Yev: We look at both qualitative and quantitative indicators. On the quantitative side, we have spent a lot of time building event tracking into the product, so that we can track user-product interaction data. By looking at that interaction data, we can measure quite precisely how well search is performing. Are we returning relevant results? Are users interacting with them? How? In what position do these results appear when users interact with them? Besides recall, mean average precision (MAP) and other metrics typically used to answer these questions, we also look at user frustration. Are people searching for something else without interacting with search results? Are they reformulating their search queries? These are just a few general examples and each question can be further refined to a particular portion of the product, particular context, integration, etc.

Nora: As Yev stated, data gives us incredible insight into the actions our users are taking, which allows us to measure search performance over time. With these insights, we can optimize for actions we see users continuously taking, and assist where we see poor outcomes. For example, we saw that users’ queries often included words that are in the title of the Card they’re looking for, so we introduced quick title search to help them get to those Cards faster. Right now, we're focusing efforts on improving performance for longer searches. Data also helps us confirm a change before bringing it into the product. With our testing, we can see if proposed algorithm changes will  improve results before they are released to customers — so we can be sure that any change we do release improves the search experience.

Screen Shot 2020-07-28 at 10.02.11 AM-1

Yev: On the qualitative side, we constantly examine customer feedback, and talk to customers in real-time when possible to determine what’s working and what’s not. 

Nora: Yes, we talk with our users as much as we can — data allows us to infer a great deal, but talking with users helps us understand the motivation behind the actions. This helps us to verify or refute the trends that we're seeing in the data. For example, when looking at the Cards users consistently use, they are often limited to a few Collections and Boards. When we discuss this with users, however, they are usually not aware of the organizational structure of their Guru team. This tells us that additional organizational filters in search could potentially increase confusion, rather than making it easier to find the Card that they were looking for.

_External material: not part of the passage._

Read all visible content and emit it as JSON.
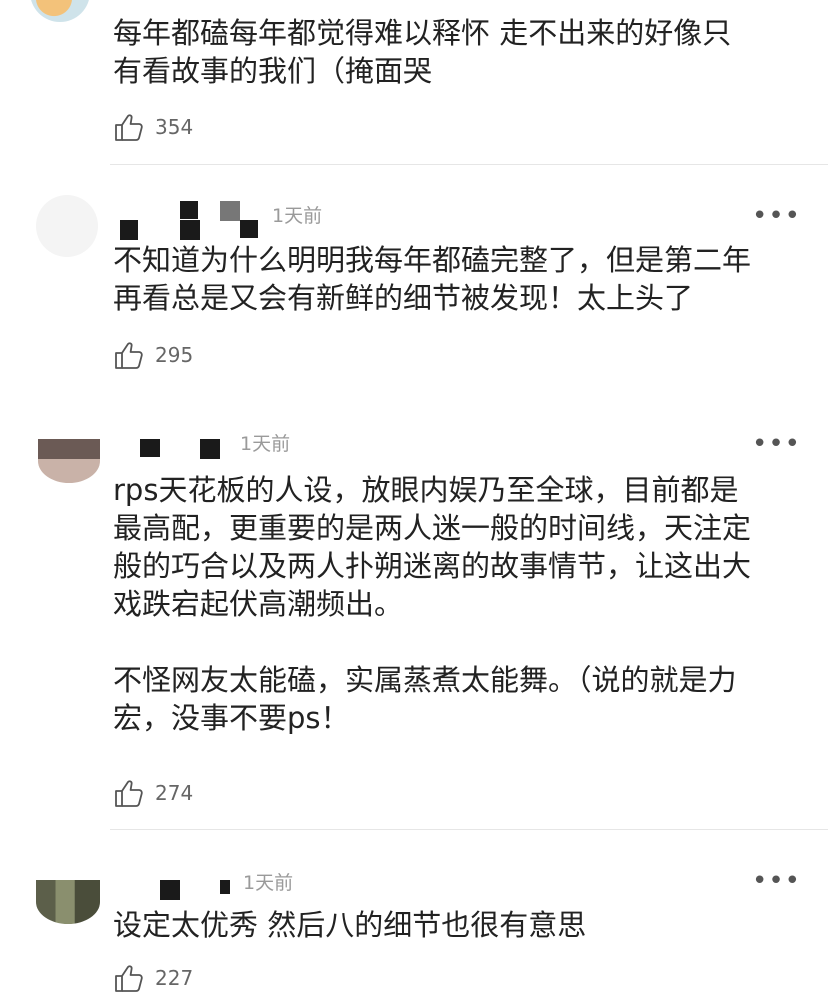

It seems like search algorithm changes can impact users’ experiences finding knowledge in Guru. How do you test potential changes to see the impact they’ll have? How do you decide to set them live (or not)?

Yev: Great question! At Guru, we embrace the culture of experimentation, and our incredible search pod has built out a search trial framework that allows us to quickly replay search queries to test many ideas without affecting the live search functionality. Once we analyze data and confirm that the tested hypothesis indeed results in improvement, we then do a limited live test directly in the product for a small subset of teams and users. If that test clears, we then roll out the change to our customers.

Thank you both for sharing all of this with us today! Before we go, can you tell us what’s next up for Guru’s search?

Yev: A ton of improvements!

Nora: Yes, lots of improvements ahead. This quarter, we've focused on improving the search experience for longer searches, and this year, we're optimizing for algorithm improvements. We also upgraded our systems to increase the speed at which we can test and release changes to our users. 

To stay up-to-date with iterative improvements to Guru’s search functionality, subscribe to our blog and keep an eye out for upcoming feature releases.

Give Guru a whirl.

It's completely free to start.

Start for free
Let us know what you think!
Customer Contact Central